## [REQUIRED ACTION]
Look at each line of the records and count those with "JSON" in them. Please answer with the count alone.

## [THE INPUT]
# # # # #

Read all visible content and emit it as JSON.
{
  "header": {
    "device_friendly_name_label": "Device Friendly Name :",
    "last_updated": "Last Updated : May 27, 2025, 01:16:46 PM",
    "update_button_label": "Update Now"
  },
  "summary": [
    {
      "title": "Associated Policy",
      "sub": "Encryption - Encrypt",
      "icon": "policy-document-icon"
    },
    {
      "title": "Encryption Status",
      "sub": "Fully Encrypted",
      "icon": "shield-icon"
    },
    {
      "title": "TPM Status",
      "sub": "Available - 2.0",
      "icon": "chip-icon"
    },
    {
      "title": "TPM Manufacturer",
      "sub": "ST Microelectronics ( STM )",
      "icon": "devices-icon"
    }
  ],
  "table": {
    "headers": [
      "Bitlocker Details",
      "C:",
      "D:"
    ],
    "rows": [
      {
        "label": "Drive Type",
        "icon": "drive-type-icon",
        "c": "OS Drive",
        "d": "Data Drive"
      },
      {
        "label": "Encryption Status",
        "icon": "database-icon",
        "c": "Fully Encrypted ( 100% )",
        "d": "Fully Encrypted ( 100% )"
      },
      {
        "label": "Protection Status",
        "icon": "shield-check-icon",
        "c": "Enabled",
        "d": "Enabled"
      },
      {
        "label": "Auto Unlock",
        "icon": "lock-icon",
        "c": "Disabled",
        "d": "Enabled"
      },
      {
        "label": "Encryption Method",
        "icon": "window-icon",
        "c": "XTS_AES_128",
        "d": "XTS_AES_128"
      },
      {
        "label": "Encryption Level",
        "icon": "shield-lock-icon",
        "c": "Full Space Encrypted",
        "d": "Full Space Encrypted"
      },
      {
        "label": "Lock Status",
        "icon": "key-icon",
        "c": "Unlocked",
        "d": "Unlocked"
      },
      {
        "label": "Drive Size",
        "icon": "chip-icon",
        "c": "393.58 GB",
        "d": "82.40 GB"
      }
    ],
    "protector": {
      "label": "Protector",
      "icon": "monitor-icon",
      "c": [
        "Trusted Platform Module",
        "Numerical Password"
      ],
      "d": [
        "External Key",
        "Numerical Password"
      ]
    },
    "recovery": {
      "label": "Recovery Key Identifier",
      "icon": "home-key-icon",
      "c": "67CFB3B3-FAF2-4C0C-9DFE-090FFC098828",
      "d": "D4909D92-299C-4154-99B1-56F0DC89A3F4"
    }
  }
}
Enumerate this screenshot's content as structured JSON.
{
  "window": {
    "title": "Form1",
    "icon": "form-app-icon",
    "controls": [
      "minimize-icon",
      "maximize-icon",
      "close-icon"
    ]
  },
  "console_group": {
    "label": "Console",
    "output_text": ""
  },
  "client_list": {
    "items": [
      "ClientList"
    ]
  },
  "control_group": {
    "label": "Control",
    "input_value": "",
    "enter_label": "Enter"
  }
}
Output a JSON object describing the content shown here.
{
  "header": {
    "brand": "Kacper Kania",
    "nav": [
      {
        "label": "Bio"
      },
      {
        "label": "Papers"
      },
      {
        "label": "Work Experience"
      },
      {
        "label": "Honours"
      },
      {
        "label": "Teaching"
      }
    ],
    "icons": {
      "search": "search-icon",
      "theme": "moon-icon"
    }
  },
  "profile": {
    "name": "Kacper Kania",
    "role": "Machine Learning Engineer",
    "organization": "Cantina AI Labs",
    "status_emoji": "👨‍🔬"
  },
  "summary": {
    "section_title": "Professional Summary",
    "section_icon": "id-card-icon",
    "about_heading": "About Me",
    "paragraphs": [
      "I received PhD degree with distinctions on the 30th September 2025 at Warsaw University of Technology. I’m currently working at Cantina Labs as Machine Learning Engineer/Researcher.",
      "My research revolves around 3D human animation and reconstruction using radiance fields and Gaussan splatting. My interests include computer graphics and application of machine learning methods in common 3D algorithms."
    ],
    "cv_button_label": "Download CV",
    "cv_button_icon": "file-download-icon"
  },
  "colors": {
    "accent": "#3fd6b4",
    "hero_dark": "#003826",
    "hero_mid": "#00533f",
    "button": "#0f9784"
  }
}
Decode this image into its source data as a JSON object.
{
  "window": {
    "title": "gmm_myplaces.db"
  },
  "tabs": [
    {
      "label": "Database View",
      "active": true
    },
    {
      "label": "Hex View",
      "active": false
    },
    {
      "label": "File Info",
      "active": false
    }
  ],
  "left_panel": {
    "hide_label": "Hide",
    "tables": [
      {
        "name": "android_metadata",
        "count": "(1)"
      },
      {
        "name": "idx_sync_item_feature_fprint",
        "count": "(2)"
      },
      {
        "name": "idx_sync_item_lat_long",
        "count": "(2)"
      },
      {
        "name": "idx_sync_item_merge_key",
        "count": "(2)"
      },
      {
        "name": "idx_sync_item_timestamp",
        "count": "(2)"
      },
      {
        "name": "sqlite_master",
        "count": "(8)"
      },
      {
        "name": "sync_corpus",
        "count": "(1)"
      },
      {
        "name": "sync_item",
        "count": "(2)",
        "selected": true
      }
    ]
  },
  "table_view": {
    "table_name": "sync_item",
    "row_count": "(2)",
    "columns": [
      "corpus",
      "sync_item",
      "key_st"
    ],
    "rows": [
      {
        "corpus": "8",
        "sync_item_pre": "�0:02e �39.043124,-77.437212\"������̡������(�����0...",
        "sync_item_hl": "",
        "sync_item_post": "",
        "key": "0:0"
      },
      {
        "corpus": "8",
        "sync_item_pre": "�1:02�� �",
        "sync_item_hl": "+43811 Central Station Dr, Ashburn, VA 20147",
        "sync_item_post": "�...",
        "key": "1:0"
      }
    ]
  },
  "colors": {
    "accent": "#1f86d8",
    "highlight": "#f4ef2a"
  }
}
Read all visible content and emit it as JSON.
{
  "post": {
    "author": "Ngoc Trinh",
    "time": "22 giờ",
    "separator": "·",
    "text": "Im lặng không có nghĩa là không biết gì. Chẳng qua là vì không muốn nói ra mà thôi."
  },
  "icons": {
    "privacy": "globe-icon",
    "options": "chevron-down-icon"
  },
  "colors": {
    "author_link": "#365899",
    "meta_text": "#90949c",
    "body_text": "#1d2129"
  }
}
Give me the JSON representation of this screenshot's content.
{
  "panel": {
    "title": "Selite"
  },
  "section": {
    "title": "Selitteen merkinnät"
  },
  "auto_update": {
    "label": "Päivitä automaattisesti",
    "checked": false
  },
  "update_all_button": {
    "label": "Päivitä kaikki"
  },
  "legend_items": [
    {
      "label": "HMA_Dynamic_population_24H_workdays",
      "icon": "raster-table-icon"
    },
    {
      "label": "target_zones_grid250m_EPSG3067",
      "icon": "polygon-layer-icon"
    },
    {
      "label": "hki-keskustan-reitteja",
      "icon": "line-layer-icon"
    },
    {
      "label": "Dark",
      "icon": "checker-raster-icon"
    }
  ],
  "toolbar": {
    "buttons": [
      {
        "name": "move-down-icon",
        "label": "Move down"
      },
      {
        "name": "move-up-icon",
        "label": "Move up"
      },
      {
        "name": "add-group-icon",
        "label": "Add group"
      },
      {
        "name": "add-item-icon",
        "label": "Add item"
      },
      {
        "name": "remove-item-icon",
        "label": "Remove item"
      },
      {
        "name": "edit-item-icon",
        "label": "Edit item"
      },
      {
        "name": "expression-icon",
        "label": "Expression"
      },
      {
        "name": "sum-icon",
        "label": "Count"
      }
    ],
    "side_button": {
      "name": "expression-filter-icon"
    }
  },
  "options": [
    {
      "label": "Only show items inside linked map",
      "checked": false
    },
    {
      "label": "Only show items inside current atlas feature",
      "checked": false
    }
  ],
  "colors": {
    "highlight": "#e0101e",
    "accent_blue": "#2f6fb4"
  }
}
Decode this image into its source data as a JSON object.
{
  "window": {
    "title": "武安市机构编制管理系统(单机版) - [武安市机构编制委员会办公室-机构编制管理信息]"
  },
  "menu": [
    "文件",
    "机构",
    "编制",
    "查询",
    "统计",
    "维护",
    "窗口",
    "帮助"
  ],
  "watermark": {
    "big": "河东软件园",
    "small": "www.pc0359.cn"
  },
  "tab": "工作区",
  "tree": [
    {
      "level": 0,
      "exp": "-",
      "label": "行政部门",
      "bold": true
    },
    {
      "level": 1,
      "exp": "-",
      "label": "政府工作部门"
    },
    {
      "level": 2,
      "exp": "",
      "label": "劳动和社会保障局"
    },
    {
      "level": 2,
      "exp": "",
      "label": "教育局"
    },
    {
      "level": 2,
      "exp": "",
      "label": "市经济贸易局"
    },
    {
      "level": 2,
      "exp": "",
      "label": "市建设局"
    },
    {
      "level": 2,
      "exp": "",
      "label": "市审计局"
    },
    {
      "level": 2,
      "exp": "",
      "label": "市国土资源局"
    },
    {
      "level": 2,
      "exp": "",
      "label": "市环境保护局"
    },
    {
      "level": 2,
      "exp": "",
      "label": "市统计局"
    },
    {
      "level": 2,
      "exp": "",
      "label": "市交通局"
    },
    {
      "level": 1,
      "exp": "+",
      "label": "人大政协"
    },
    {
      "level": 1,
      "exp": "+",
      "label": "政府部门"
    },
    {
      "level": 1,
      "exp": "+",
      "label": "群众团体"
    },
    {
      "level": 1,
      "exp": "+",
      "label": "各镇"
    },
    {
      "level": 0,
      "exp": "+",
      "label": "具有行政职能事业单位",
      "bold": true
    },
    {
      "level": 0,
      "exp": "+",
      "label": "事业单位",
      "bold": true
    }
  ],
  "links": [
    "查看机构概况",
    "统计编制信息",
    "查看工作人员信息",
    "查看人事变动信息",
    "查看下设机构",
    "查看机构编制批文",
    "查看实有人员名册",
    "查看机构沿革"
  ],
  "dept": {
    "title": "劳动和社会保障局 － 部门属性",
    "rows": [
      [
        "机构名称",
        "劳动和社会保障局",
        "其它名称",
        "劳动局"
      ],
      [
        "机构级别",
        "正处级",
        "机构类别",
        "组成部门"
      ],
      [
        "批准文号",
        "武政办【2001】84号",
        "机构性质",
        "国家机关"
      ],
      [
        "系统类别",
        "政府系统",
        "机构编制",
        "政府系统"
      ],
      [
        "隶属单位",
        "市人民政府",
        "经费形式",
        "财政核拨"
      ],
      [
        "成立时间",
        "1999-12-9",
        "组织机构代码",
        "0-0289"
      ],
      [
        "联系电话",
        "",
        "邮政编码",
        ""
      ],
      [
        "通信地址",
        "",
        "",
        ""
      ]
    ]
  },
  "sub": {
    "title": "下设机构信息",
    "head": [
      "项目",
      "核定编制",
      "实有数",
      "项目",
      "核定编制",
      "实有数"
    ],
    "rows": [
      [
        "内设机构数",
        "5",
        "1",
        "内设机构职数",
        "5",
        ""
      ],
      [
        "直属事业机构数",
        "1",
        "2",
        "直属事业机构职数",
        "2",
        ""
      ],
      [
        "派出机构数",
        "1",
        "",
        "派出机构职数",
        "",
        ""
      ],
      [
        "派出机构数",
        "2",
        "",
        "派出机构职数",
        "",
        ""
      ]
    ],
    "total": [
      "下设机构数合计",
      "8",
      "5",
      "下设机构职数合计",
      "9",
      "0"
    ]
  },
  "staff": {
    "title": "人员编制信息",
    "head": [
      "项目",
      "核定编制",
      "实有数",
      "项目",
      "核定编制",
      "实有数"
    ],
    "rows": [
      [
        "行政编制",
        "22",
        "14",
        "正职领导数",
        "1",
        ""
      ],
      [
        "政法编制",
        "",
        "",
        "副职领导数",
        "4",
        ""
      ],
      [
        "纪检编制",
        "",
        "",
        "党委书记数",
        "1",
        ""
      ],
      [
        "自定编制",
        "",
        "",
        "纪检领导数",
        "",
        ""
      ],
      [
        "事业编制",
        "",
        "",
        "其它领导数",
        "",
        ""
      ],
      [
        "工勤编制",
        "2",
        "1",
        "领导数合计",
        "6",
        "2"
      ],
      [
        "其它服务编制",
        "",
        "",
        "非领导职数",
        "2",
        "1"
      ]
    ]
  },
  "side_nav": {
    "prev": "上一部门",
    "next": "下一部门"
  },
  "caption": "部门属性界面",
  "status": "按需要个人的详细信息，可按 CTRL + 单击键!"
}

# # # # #

## [YOUR SOLUTION]
7